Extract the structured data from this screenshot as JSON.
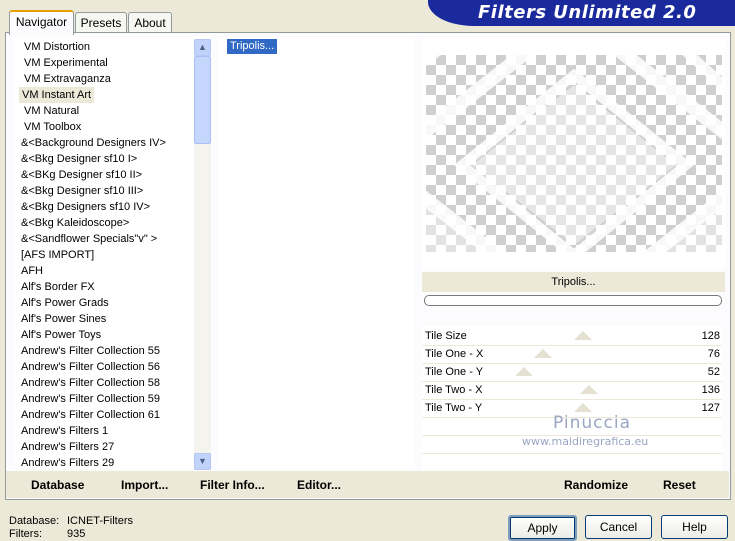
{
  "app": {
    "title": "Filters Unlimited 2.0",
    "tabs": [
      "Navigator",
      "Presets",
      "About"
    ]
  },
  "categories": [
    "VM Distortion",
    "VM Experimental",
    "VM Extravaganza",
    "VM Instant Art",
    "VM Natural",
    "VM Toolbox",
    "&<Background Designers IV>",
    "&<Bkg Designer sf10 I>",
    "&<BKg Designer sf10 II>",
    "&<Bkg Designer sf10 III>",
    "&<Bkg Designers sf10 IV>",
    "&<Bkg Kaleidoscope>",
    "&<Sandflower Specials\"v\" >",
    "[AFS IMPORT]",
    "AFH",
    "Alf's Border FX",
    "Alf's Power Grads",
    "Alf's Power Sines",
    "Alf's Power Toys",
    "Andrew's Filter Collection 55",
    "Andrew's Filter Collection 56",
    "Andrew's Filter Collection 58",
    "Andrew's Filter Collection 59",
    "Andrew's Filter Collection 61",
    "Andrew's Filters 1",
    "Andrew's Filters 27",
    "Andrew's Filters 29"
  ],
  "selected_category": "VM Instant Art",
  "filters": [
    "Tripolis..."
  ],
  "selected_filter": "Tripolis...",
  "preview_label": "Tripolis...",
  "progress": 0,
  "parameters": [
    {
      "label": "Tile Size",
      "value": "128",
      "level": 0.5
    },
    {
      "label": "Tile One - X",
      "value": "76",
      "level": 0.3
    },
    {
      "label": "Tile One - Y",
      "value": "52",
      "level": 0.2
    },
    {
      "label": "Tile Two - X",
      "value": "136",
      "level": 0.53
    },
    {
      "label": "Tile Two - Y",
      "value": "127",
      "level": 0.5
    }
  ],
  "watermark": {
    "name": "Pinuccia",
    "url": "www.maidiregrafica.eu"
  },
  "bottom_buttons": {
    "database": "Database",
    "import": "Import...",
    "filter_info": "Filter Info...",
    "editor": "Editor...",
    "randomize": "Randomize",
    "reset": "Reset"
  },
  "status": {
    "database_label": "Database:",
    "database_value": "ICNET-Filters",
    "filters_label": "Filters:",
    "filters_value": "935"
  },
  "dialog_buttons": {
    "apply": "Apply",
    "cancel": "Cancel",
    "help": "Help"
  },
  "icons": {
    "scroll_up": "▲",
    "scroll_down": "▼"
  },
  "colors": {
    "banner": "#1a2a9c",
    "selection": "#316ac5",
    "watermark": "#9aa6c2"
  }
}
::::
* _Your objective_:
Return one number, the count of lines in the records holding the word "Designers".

* _Expected answer_:
2